Arbitrary and Capricious

Even if the City does demonstrate on appeal that promulgating the rule was within the authority of the Board of Health, it would still have to convince the State Supreme Court that, contrary to Judge Tingling's conclusion, the rule is not arbitrary and capricious.  For example, although the City argued that exemptions for certain types of milk and juices were based on the redeeming health benefits of those drinks, Judge Tingling considered these to be "suspect grounds."  Whereas the City argued that the rule was intended to address consumers' "overwhelming [tendency to] gravitate towards the default option" of larger drinks, and to ensure that consumers who are "intent upon consuming more than 16 ounces… make [a] conscious decision to do so," Judge Tingling argued that the lack of any limitations on refills was a loophole that could "defeat, and/or serve to gut the purpose of the Rule." 

Finally, Judge Tingling cited "uneven enforcement even within a particular City block" as evidence of the rule's "arbitrary and capricious consequences."  The City argued that it did not seek to exclude any food establishments and that it would enforce the rule against grocery stores, bodegas, and markets, like 7-Eleven, if the court found that such establishments – which are regulated pursuant to a Memorandum of Understanding with the State – could be subject to the rule.  Judge Tingling, however, cited the lack of "evidence of any prior attempts to coordinate with the [State] on the Portion Cap Rule" and concluded that the rule "is arbitrary and capricious because it applies to some but not all food establishments."  The City similarly argued that preemption by State laws regarding alcohol barred it from applying the rule to alcoholic drinks.

There is not yet any indication that the City is redrafting the rule and/or attempting to get it passed by the City Council, the City's legislative body.  If left to the courts, a final decision from the State Court of Appeals may not come down until after the rule's staunchest advocate, New York City Mayor Michael Bloomberg, has left office.

Meanwhile, in Mississippi…
Governor Phil Bryant of Mississippi signed into law yesterday a measure that some state legislators are calling the “anti-Bloomberg bill.”  Senate Bill 2687, now officially law in Mississippi, prohibits local governments from restricting soda size, requiring calorie counts on menus, and banning toys in kids’ meals.  The law prohibits Mississippi towns, cities, and counties from restricting the sale of food “based upon the food’s nutrition information,” thus proscribing not only laws about soda size, but also any restrictions on sugar, salt, or fat content, like the ban on artificial trans fats enacted by the New York City Board of Health in 2006.  Mississippi lawmakers defended the measure saying that it would protect personal choice and prevent a patchwork of inconsistent regulations throughout the state.
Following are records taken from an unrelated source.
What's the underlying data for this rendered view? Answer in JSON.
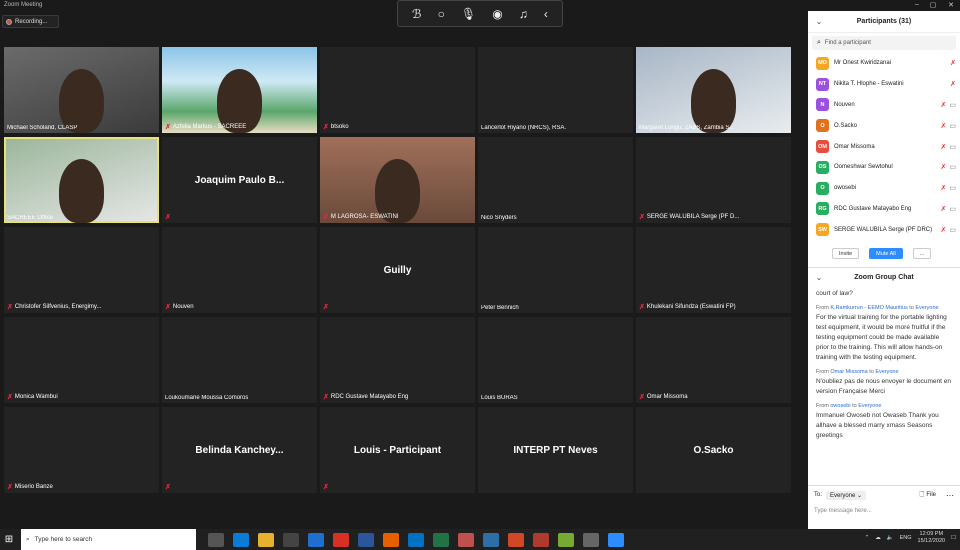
{
  "window": {
    "title": "Zoom Meeting"
  },
  "recording": {
    "label": "Recording..."
  },
  "tiles": [
    {
      "name": "Michael Scholand, CLASP",
      "muted": false
    },
    {
      "name": "Azfelia Markus - SACREEE",
      "muted": true
    },
    {
      "name": "btsoko",
      "muted": true
    },
    {
      "name": "Lancerlot Riyano (NRCS), RSA.",
      "muted": false
    },
    {
      "name": "Margaret Lungu, ZABS, Zambia S...",
      "muted": false
    },
    {
      "name": "SACREEE Office",
      "muted": false
    },
    {
      "name": "",
      "muted": true,
      "big": "Joaquim Paulo B..."
    },
    {
      "name": "M LAGROSA- ESWATINI",
      "muted": true
    },
    {
      "name": "Nico Snyders",
      "muted": false
    },
    {
      "name": "SERGE WALUBILA Serge (PF D...",
      "muted": true
    },
    {
      "name": "Christofer Silfvenius, Energimy...",
      "muted": true
    },
    {
      "name": "Nouven",
      "muted": true
    },
    {
      "name": "",
      "muted": true,
      "big": "Guilly"
    },
    {
      "name": "Peter Bennich",
      "muted": false
    },
    {
      "name": "Khulekani Sifundza (Eswatini FP)",
      "muted": true
    },
    {
      "name": "Monica Wambui",
      "muted": true
    },
    {
      "name": "Loukoumane Moussa Comoros",
      "muted": false
    },
    {
      "name": "RDC Gustave Matayabo Eng",
      "muted": true
    },
    {
      "name": "Louis BURAS",
      "muted": false
    },
    {
      "name": "Omar Missoma",
      "muted": true
    },
    {
      "name": "Miserio Banze",
      "muted": true
    },
    {
      "name": "",
      "muted": true,
      "big": "Belinda  Kanchey..."
    },
    {
      "name": "",
      "muted": true,
      "big": "Louis - Participant"
    },
    {
      "name": "",
      "muted": false,
      "big": "INTERP PT Neves"
    },
    {
      "name": "",
      "muted": false,
      "big": "O.Sacko"
    }
  ],
  "participants": {
    "title": "Participants (31)",
    "search_placeholder": "Find a participant",
    "list": [
      {
        "initials": "MO",
        "name": "Mr Onest Kwiridzanai",
        "color": "#f5a623"
      },
      {
        "initials": "NT",
        "name": "Nikita T. Hlophe - Eswatini",
        "color": "#9b51e0"
      },
      {
        "initials": "N",
        "name": "Nouven",
        "color": "#9b51e0"
      },
      {
        "initials": "O",
        "name": "O.Sacko",
        "color": "#e0721e"
      },
      {
        "initials": "OM",
        "name": "Omar Missoma",
        "color": "#e74c3c"
      },
      {
        "initials": "OS",
        "name": "Oomeshwar Sewtohul",
        "color": "#27ae60"
      },
      {
        "initials": "O",
        "name": "owosebi",
        "color": "#27ae60"
      },
      {
        "initials": "RG",
        "name": "RDC Gustave Matayabo Eng",
        "color": "#27ae60"
      },
      {
        "initials": "SW",
        "name": "SERGE WALUBILA Serge (PF DRC)",
        "color": "#f5a623"
      }
    ],
    "invite_label": "Invite",
    "mute_all_label": "Mute All",
    "more_label": "..."
  },
  "chat": {
    "title": "Zoom Group Chat",
    "messages": [
      {
        "from": "",
        "to": "",
        "text": "court of law?"
      },
      {
        "from": "K.Ramkurrun - EEMO Mauritius",
        "to": "Everyone",
        "text": "For the virtual training for the portable lighting test equipment, it would be more fruitful if the testing equipment could be made available prior to the training. This will allow hands-on training with the testing equipment."
      },
      {
        "from": "Omar Missoma",
        "to": "Everyone",
        "text": "N'oubliez pas de nous envoyer le document en version Française Merci"
      },
      {
        "from": "owosebi",
        "to": "Everyone",
        "text": "Immanuel Owoseb not Owaseb Thank you allhave a blessed marry xmass Seasons greetings"
      }
    ],
    "from_word": "From",
    "to_word": "to",
    "to_label": "To:",
    "to_value": "Everyone",
    "file_label": "File",
    "input_placeholder": "Type message here..."
  },
  "taskbar": {
    "search_placeholder": "Type here to search",
    "lang": "ENG",
    "time": "12:09 PM",
    "date": "15/12/2020"
  }
}
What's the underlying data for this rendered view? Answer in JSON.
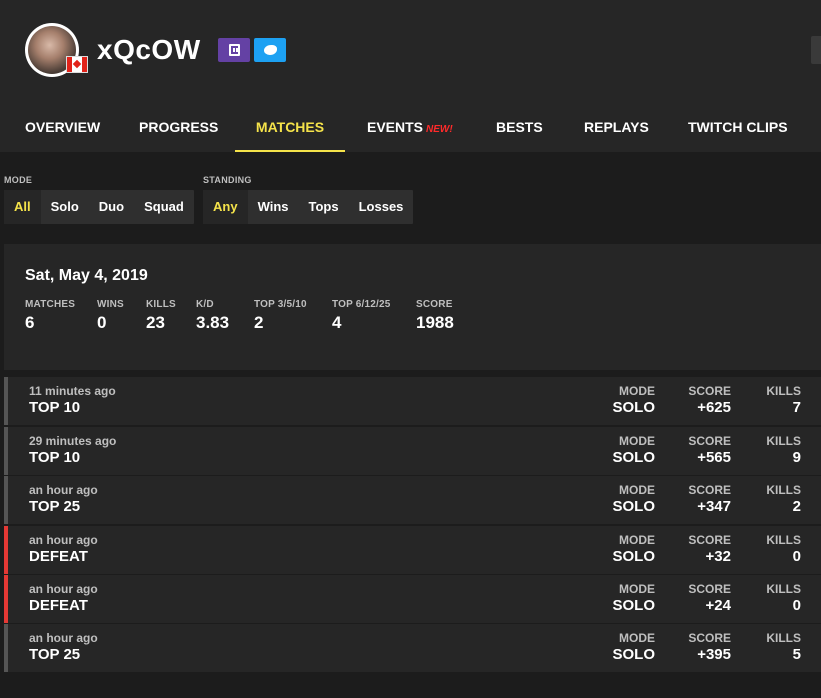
{
  "profile": {
    "name": "xQcOW",
    "avatar_icon": "avatar-image",
    "flag_icon": "canada-flag-icon",
    "social": [
      "twitch-icon",
      "twitter-icon"
    ],
    "colors": {
      "twitch": "#6441a4",
      "twitter": "#1da1f2",
      "accent": "#f5e34a",
      "defeat": "#e53935"
    }
  },
  "tabs": [
    {
      "label": "OVERVIEW"
    },
    {
      "label": "PROGRESS"
    },
    {
      "label": "MATCHES",
      "active": true
    },
    {
      "label": "EVENTS",
      "badge": "NEW!"
    },
    {
      "label": "BESTS"
    },
    {
      "label": "REPLAYS"
    },
    {
      "label": "TWITCH CLIPS"
    }
  ],
  "filters": {
    "mode": {
      "label": "MODE",
      "options": [
        "All",
        "Solo",
        "Duo",
        "Squad"
      ],
      "selected": "All"
    },
    "standing": {
      "label": "STANDING",
      "options": [
        "Any",
        "Wins",
        "Tops",
        "Losses"
      ],
      "selected": "Any"
    }
  },
  "summary": {
    "date": "Sat, May 4, 2019",
    "stats": [
      {
        "label": "MATCHES",
        "value": "6"
      },
      {
        "label": "WINS",
        "value": "0"
      },
      {
        "label": "KILLS",
        "value": "23"
      },
      {
        "label": "K/D",
        "value": "3.83"
      },
      {
        "label": "TOP 3/5/10",
        "value": "2"
      },
      {
        "label": "TOP 6/12/25",
        "value": "4"
      },
      {
        "label": "SCORE",
        "value": "1988"
      }
    ]
  },
  "match_labels": {
    "mode": "MODE",
    "score": "SCORE",
    "kills": "KILLS"
  },
  "matches": [
    {
      "time": "11 minutes ago",
      "place": "TOP 10",
      "mode": "SOLO",
      "score": "+625",
      "kills": "7",
      "result": "top"
    },
    {
      "time": "29 minutes ago",
      "place": "TOP 10",
      "mode": "SOLO",
      "score": "+565",
      "kills": "9",
      "result": "top"
    },
    {
      "time": "an hour ago",
      "place": "TOP 25",
      "mode": "SOLO",
      "score": "+347",
      "kills": "2",
      "result": "top"
    },
    {
      "time": "an hour ago",
      "place": "DEFEAT",
      "mode": "SOLO",
      "score": "+32",
      "kills": "0",
      "result": "defeat"
    },
    {
      "time": "an hour ago",
      "place": "DEFEAT",
      "mode": "SOLO",
      "score": "+24",
      "kills": "0",
      "result": "defeat"
    },
    {
      "time": "an hour ago",
      "place": "TOP 25",
      "mode": "SOLO",
      "score": "+395",
      "kills": "5",
      "result": "top"
    }
  ]
}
In response, Mayor Bloomberg described the Mississippi law as “inconceivable,” remarking that “in the state with the highest rate of obesity, they passed a law that says you can’t do anything about it.”  At a press conference last week, the mayor cited his prior public health initiatives, including the ban on trans fats, and expressed confidence that Judge Tingling’s decision would be overturned: “There are many, many instances where a lower court decision has gone against us and then been reversed.”